At this point we were in a pretty good state. Our beacon collectors ran for months (not counting scheduled reboots) without a problem, until a couple of days ago, when one of them just stopped responding to any kind of network requests. No ping responses, no ACK packets to a SYN, nothing. All established ssh and HTTP connections terminated and the box was doing nothing. I still had console access, and couldn’t tell what was wrong. The system was using less than 1% CPU and less than 10% of RAM. All processes that were supposed to be running were running, but nothing was coming in or going out.

I looked through syslog, and found one obscure message repeated several times.

IPv4: dst cache overflow

Well, there were other messages, but this was the one that mattered.

I did a bit of searching online, and found something about an rt_cache leak in 2.6.18. We’re on 3.5.2, so it shouldn’t have been a problem, but I investigated anyway.

The details of the post above related to 2.6, and 3.5 was different, with no ip_dst_cache entry in /proc/slabinfo so I started searching for its equivalent on 3.5 when I came across Vincent Bernat's post on the IPv4 route cache.
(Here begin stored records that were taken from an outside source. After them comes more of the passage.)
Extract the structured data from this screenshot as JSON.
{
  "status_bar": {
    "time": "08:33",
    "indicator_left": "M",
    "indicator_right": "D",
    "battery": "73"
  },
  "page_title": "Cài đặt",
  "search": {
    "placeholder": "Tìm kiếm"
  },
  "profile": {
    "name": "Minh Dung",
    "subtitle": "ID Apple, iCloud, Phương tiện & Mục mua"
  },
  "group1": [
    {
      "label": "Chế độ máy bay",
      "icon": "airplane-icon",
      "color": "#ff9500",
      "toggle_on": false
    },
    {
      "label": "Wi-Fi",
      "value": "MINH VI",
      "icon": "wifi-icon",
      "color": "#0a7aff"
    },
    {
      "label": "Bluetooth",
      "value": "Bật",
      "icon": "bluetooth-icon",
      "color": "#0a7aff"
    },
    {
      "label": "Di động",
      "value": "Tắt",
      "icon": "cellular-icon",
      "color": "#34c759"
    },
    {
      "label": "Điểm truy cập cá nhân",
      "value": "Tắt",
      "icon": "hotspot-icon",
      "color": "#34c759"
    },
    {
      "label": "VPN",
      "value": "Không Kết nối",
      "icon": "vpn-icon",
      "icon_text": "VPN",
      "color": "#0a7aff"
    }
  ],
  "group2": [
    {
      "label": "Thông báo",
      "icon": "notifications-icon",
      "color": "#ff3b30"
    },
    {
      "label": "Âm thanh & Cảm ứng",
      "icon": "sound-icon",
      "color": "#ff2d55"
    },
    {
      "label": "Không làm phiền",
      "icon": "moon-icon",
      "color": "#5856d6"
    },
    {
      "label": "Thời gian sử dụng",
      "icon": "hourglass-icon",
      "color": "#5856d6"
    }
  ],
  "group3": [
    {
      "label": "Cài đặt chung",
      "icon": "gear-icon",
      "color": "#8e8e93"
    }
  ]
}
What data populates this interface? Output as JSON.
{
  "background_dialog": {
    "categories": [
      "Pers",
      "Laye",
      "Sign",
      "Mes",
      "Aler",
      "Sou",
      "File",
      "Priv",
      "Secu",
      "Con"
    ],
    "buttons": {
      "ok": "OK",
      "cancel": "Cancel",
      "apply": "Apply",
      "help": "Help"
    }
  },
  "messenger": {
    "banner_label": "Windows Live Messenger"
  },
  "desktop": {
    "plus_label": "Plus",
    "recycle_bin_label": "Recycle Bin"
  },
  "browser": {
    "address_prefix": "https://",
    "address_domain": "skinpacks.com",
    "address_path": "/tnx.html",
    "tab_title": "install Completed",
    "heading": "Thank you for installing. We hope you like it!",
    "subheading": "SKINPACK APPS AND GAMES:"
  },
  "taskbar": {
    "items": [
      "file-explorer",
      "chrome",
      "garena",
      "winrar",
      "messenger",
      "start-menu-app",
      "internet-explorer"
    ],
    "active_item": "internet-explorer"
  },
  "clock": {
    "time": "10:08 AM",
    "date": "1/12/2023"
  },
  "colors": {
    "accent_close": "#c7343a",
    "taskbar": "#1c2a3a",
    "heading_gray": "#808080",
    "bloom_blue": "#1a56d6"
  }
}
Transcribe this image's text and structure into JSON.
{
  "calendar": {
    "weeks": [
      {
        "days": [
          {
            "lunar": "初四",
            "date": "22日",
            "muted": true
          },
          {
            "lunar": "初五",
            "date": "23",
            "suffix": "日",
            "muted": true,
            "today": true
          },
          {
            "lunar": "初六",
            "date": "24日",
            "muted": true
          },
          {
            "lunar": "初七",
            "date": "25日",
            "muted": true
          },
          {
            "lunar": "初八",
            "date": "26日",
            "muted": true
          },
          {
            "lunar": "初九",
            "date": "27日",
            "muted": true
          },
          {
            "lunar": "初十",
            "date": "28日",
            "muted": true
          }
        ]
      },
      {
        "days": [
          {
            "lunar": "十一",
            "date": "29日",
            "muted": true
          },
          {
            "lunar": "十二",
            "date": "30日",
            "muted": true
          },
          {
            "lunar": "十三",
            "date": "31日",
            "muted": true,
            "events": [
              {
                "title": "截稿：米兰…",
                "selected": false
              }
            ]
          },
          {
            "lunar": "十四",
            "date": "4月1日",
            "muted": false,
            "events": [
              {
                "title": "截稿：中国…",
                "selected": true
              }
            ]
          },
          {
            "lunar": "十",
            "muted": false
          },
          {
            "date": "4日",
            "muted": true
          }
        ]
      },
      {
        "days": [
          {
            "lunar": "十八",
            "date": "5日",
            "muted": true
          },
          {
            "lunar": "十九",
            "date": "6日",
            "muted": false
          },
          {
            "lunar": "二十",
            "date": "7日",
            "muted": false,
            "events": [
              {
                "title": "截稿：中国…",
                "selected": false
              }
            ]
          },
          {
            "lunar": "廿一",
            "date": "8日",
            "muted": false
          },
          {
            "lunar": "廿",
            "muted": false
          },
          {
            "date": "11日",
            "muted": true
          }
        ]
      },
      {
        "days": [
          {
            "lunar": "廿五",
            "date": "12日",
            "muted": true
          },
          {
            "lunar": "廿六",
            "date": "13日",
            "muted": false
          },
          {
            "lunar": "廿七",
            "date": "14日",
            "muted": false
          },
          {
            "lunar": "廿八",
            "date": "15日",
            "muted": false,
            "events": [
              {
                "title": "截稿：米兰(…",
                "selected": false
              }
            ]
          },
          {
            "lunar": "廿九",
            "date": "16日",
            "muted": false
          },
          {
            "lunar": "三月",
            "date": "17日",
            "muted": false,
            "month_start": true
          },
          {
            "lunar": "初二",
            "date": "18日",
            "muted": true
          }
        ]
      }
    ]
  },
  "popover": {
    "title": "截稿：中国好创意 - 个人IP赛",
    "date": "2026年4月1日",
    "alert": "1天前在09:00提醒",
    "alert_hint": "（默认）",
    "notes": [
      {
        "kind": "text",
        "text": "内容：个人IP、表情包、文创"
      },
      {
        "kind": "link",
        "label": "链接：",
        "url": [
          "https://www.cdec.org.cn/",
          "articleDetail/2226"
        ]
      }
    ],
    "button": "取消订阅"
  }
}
This is an excellent resource to understand the route cache on linux, and that’s where I found out about the lnstat command. This is something that needs to be added to any monitoring and stats gathering scripts that you run. Further reading suggests that the dst cache gc routines are complicated, and a bug anywhere could result in a leak, one which could take several weeks to become apparent.

From what I can tell, there doesn’t appear to be an rt_cache leak. The number of cache entries increases and decreases with traffic, but I’ll keep monitoring it to see if that changes over time.

Other things to tune

There are a few other things you might want to tune, but they’re becoming less of an issue as base system configs evolve.

TCP Window Sizes

This is related to TCP Slow Start, and I’d love to go into the details, but our friends Sajal and Aaron over at CDN Planet have already done an awesome job explaining how to tune TCP initcwnd for optimum performance.

This is not an issue for us because the 3.5 kernel’s default window size is already set to 10.

Window size after idle

Related to the above is the sysctl setting net.ipv4.tcp_slow_start_after_idle. This tells the system whether it should start at the default window size only for new TCP connections or also for existing TCP connections that have been idle for too long (on 3.5, too long is 1 second, but see net.sctp.rto_initial for its current value on your system). If you’re using persistent HTTP connections, you’re likely to end up in this state, so set net.ipv4.tcp_slow_start_after_idle=0 (just put it into the sysctl config file mentioned above).

Endgame

After changing all these settings, a single quad core vm (though using only one core) with 1Gig of RAM has been able to handle all the load that’s been thrown at it. We never run out of open file handles, never run out of ports, never run out of connection tracking entries and never run out of RAM.

We have several weeks before another one of our beacon collectors runs into the dst cache issue, and I’ll be ready with the numbers when that happens.

Thanks for reading, and let us know how these settings work out for you if you try them out. If you’d like to measure the real user impact of your changes, have a look at our Real User Measurement tool at LogNormal.

Update 2012-09-28: There are some great comments on hacker news with much more information.